• _What this task involves_:
Nothing should differ between your output and the entries below.

Items from an interface collection
----

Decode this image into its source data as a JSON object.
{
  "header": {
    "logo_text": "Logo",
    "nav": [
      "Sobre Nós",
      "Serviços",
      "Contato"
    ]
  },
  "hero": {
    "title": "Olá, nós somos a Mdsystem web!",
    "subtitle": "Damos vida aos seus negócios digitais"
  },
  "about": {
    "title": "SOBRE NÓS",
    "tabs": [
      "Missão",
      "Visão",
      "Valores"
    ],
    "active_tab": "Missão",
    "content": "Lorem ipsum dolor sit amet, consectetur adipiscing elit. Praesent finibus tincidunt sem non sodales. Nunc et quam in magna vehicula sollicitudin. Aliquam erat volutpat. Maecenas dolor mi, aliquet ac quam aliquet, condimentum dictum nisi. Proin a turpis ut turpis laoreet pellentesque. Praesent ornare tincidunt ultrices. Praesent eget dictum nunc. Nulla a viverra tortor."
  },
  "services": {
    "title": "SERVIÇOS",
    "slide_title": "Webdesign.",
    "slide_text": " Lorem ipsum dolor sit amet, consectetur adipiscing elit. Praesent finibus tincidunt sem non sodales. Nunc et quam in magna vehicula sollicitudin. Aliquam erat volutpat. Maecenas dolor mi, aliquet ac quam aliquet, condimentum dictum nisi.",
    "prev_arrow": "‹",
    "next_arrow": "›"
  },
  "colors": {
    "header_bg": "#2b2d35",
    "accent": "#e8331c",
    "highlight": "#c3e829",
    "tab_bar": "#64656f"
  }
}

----

• _Result of the exercise_:
Decode this image into its source data as a JSON object.
{
  "header": {
    "logo_text": "Logo",
    "nav": [
      "Sobre Nós",
      "Serviços",
      "Contato"
    ]
  },
  "hero": {
    "title": "Olá, nós somos a Mdsystem web!",
    "subtitle": "Damos vida aos seus negócios digitais"
  },
  "about": {
    "title": "SOBRE NÓS",
    "tabs": [
      "Missão",
      "Visão",
      "Valores"
    ],
    "active_tab": "Missão",
    "content": "Lorem ipsum dolor sit amet, consectetur adipiscing elit. Praesent finibus tincidunt sem non sodales. Nunc et quam in magna vehicula sollicitudin. Aliquam erat volutpat. Maecenas dolor mi, aliquet ac quam aliquet, condimentum dictum nisi. Proin a turpis ut turpis laoreet pellentesque. Praesent ornare tincidunt ultrices. Praesent eget dictum nunc. Nulla a viverra tortor."
  },
  "services": {
    "title": "SERVIÇOS",
    "slide_title": "Webdesign.",
    "slide_text": " Lorem ipsum dolor sit amet, consectetur adipiscing elit. Praesent finibus tincidunt sem non sodales. Nunc et quam in magna vehicula sollicitudin. Aliquam erat volutpat. Maecenas dolor mi, aliquet ac quam aliquet, condimentum dictum nisi.",
    "prev_arrow": "‹",
    "next_arrow": "›"
  },
  "colors": {
    "header_bg": "#2b2d35",
    "accent": "#e8331c",
    "highlight": "#c3e829",
    "tab_bar": "#64656f"
  }
}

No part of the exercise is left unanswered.